Provided information —
* * * * *

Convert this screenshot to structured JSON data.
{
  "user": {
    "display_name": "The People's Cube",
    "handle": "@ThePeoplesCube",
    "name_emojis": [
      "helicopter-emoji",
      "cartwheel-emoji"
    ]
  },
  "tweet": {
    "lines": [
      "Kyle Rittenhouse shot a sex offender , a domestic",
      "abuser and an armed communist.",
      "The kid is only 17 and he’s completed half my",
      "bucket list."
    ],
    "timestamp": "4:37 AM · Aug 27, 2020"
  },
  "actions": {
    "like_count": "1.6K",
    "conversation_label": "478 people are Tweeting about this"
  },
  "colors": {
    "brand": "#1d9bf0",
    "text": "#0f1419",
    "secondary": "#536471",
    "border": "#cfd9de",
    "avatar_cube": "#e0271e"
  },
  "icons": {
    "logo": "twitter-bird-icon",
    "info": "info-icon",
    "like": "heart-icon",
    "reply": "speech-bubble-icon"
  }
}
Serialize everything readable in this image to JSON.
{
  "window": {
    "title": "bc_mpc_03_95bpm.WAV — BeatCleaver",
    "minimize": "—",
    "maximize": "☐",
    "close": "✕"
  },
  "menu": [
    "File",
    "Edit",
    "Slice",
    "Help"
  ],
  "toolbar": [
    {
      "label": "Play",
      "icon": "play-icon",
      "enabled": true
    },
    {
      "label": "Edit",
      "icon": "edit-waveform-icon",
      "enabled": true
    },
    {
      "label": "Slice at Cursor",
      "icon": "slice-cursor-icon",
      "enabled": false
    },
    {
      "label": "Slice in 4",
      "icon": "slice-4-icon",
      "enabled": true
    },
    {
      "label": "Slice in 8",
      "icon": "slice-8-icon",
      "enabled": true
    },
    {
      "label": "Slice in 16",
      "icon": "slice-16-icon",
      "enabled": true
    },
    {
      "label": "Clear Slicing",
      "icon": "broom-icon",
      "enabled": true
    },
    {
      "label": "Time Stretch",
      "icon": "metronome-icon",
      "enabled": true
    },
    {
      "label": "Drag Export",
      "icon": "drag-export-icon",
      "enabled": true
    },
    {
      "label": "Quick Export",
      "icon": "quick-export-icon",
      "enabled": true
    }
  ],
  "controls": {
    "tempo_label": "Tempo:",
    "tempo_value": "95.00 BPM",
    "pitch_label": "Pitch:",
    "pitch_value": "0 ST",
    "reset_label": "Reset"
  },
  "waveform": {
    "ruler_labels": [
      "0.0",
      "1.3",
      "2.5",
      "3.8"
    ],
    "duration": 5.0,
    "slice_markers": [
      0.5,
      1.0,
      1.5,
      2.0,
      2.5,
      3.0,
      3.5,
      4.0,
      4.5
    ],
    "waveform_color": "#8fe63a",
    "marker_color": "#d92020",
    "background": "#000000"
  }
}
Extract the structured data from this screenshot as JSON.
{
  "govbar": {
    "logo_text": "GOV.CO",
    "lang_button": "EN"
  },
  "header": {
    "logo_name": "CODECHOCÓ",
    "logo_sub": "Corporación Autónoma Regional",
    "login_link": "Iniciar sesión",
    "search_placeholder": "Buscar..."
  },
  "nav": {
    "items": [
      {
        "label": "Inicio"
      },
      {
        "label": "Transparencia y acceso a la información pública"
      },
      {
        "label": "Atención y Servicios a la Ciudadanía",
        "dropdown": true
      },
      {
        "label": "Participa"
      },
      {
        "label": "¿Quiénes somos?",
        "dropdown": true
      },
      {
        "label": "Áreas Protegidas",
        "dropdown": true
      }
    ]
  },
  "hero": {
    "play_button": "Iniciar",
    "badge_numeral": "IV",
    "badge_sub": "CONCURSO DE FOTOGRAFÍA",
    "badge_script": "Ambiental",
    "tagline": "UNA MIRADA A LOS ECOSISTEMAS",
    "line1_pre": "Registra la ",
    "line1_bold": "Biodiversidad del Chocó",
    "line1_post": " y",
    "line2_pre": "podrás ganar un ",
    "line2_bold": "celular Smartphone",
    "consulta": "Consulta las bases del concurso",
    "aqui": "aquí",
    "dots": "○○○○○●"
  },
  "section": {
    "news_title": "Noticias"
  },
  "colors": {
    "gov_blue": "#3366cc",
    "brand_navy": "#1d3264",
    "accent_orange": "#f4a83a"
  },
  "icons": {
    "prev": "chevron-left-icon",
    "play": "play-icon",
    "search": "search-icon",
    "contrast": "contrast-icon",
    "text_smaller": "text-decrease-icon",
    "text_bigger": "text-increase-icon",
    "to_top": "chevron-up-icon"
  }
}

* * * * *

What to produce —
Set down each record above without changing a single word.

Response to the exercise —
Convert this screenshot to structured JSON data.
{
  "user": {
    "display_name": "The People's Cube",
    "handle": "@ThePeoplesCube",
    "name_emojis": [
      "helicopter-emoji",
      "cartwheel-emoji"
    ]
  },
  "tweet": {
    "lines": [
      "Kyle Rittenhouse shot a sex offender , a domestic",
      "abuser and an armed communist.",
      "The kid is only 17 and he’s completed half my",
      "bucket list."
    ],
    "timestamp": "4:37 AM · Aug 27, 2020"
  },
  "actions": {
    "like_count": "1.6K",
    "conversation_label": "478 people are Tweeting about this"
  },
  "colors": {
    "brand": "#1d9bf0",
    "text": "#0f1419",
    "secondary": "#536471",
    "border": "#cfd9de",
    "avatar_cube": "#e0271e"
  },
  "icons": {
    "logo": "twitter-bird-icon",
    "info": "info-icon",
    "like": "heart-icon",
    "reply": "speech-bubble-icon"
  }
}
Serialize everything readable in this image to JSON.
{
  "window": {
    "title": "bc_mpc_03_95bpm.WAV — BeatCleaver",
    "minimize": "—",
    "maximize": "☐",
    "close": "✕"
  },
  "menu": [
    "File",
    "Edit",
    "Slice",
    "Help"
  ],
  "toolbar": [
    {
      "label": "Play",
      "icon": "play-icon",
      "enabled": true
    },
    {
      "label": "Edit",
      "icon": "edit-waveform-icon",
      "enabled": true
    },
    {
      "label": "Slice at Cursor",
      "icon": "slice-cursor-icon",
      "enabled": false
    },
    {
      "label": "Slice in 4",
      "icon": "slice-4-icon",
      "enabled": true
    },
    {
      "label": "Slice in 8",
      "icon": "slice-8-icon",
      "enabled": true
    },
    {
      "label": "Slice in 16",
      "icon": "slice-16-icon",
      "enabled": true
    },
    {
      "label": "Clear Slicing",
      "icon": "broom-icon",
      "enabled": true
    },
    {
      "label": "Time Stretch",
      "icon": "metronome-icon",
      "enabled": true
    },
    {
      "label": "Drag Export",
      "icon": "drag-export-icon",
      "enabled": true
    },
    {
      "label": "Quick Export",
      "icon": "quick-export-icon",
      "enabled": true
    }
  ],
  "controls": {
    "tempo_label": "Tempo:",
    "tempo_value": "95.00 BPM",
    "pitch_label": "Pitch:",
    "pitch_value": "0 ST",
    "reset_label": "Reset"
  },
  "waveform": {
    "ruler_labels": [
      "0.0",
      "1.3",
      "2.5",
      "3.8"
    ],
    "duration": 5.0,
    "slice_markers": [
      0.5,
      1.0,
      1.5,
      2.0,
      2.5,
      3.0,
      3.5,
      4.0,
      4.5
    ],
    "waveform_color": "#8fe63a",
    "marker_color": "#d92020",
    "background": "#000000"
  }
}
Extract the structured data from this screenshot as JSON.
{
  "govbar": {
    "logo_text": "GOV.CO",
    "lang_button": "EN"
  },
  "header": {
    "logo_name": "CODECHOCÓ",
    "logo_sub": "Corporación Autónoma Regional",
    "login_link": "Iniciar sesión",
    "search_placeholder": "Buscar..."
  },
  "nav": {
    "items": [
      {
        "label": "Inicio"
      },
      {
        "label": "Transparencia y acceso a la información pública"
      },
      {
        "label": "Atención y Servicios a la Ciudadanía",
        "dropdown": true
      },
      {
        "label": "Participa"
      },
      {
        "label": "¿Quiénes somos?",
        "dropdown": true
      },
      {
        "label": "Áreas Protegidas",
        "dropdown": true
      }
    ]
  },
  "hero": {
    "play_button": "Iniciar",
    "badge_numeral": "IV",
    "badge_sub": "CONCURSO DE FOTOGRAFÍA",
    "badge_script": "Ambiental",
    "tagline": "UNA MIRADA A LOS ECOSISTEMAS",
    "line1_pre": "Registra la ",
    "line1_bold": "Biodiversidad del Chocó",
    "line1_post": " y",
    "line2_pre": "podrás ganar un ",
    "line2_bold": "celular Smartphone",
    "consulta": "Consulta las bases del concurso",
    "aqui": "aquí",
    "dots": "○○○○○●"
  },
  "section": {
    "news_title": "Noticias"
  },
  "colors": {
    "gov_blue": "#3366cc",
    "brand_navy": "#1d3264",
    "accent_orange": "#f4a83a"
  },
  "icons": {
    "prev": "chevron-left-icon",
    "play": "play-icon",
    "search": "search-icon",
    "contrast": "contrast-icon",
    "text_smaller": "text-decrease-icon",
    "text_bigger": "text-increase-icon",
    "to_top": "chevron-up-icon"
  }
}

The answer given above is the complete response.